#### What the task requires:
What you produce should be every line from the data that includes "Toggle".

____ Records to process

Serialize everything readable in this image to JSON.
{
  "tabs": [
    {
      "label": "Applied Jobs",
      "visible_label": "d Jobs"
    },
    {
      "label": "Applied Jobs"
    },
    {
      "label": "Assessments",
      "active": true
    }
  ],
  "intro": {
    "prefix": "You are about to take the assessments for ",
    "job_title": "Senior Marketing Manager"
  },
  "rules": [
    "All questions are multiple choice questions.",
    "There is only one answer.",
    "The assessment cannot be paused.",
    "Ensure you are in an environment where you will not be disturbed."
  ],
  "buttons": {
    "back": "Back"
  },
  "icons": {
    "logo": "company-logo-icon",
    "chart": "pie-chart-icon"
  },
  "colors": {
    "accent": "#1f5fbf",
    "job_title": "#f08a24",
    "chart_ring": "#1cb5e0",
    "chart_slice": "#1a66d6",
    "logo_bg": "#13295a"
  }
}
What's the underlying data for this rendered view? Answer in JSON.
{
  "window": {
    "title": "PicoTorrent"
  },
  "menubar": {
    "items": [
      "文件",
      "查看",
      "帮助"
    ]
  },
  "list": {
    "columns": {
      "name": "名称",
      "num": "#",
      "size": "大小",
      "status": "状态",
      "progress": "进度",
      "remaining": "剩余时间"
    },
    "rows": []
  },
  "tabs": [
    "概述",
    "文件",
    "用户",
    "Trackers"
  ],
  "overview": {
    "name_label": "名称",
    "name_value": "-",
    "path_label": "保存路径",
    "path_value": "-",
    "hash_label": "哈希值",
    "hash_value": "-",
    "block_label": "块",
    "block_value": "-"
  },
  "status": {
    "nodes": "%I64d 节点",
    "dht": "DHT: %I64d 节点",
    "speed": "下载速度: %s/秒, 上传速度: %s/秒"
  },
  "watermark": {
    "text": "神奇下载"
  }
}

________
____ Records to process

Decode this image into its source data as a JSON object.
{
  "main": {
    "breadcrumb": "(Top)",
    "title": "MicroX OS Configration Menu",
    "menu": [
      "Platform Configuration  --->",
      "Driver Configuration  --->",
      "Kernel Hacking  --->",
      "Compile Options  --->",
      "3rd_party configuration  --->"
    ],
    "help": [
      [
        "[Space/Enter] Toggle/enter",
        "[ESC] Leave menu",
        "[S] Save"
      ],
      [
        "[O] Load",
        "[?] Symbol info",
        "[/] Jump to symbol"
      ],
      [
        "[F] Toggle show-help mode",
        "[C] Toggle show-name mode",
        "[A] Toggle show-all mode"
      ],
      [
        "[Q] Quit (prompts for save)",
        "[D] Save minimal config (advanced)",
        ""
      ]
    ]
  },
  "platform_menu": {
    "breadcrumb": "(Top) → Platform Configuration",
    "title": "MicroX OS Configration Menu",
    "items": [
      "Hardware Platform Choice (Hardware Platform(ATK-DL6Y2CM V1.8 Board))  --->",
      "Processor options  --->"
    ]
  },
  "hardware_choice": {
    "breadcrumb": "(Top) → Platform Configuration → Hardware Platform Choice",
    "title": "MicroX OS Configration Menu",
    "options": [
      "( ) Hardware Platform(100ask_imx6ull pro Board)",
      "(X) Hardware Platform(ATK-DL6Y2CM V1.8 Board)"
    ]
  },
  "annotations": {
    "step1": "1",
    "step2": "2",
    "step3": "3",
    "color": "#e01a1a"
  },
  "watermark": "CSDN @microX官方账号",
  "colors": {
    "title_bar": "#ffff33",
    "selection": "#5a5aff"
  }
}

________

#### Output for this task:
        "[Space/Enter] Toggle/enter",
        "[F] Toggle show-help mode",
        "[C] Toggle show-name mode",
        "[A] Toggle show-all mode"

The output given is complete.